Peter continues in verse 3:“not domineering over those in your charge, but being examples to the flock”.
The concept here is what is often called “servant leadership”, a term that has been in vogue among management gurus since the term was coined over 60 years ago.
The concept is demonstrated by one who serves others by leading them; or, who leads by serving. However, leaders must also possess the strength to warn, to confront sin, and to make unpopular decisions.
The ultimate example of servant-leadership is the Lord Jesus.
And when the chief Shepherd appears, you will receive the unfading crown of glory (v.4). Peter here reminds every local elder that he is only an under-shepherd. The sheep belong to Christ; He is the One who died for them, and whose eternal possession they are.
Takeaway: I’m convinced the New Testament assumes every believer is a part of a local Body; that is the context in which their spiritual gifts are to serve others.

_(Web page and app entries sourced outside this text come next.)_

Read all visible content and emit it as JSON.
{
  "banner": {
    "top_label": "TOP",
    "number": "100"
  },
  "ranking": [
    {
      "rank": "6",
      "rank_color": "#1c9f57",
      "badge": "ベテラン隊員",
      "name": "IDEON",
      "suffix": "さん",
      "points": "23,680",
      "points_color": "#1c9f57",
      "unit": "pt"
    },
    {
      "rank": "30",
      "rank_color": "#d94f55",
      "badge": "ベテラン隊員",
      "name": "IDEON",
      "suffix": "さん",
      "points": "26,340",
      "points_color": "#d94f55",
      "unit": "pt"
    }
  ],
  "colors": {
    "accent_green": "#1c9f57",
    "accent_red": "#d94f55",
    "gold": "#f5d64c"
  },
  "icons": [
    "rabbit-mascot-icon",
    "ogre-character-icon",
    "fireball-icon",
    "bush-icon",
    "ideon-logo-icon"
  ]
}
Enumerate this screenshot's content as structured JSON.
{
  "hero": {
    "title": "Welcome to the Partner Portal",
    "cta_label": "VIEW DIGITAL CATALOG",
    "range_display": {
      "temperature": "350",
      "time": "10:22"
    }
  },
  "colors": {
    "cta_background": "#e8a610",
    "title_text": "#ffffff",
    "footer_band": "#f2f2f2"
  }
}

The current trend of “free agent Christians” who connect in multiple churches, really connect in none – at least as the depth of that connection is defined in the Scriptures.
And when in fellowship in a local Body, every believer is to be protected from false teaching, to receive biblical feeding, and to experience an environment conducive to spiritual health.
That’s the explicit desire of the Good Shepherd as He delegates to under-shepherds: local church elders who labour at spiritual oversight, and the proclamation of the Gospel of Christ.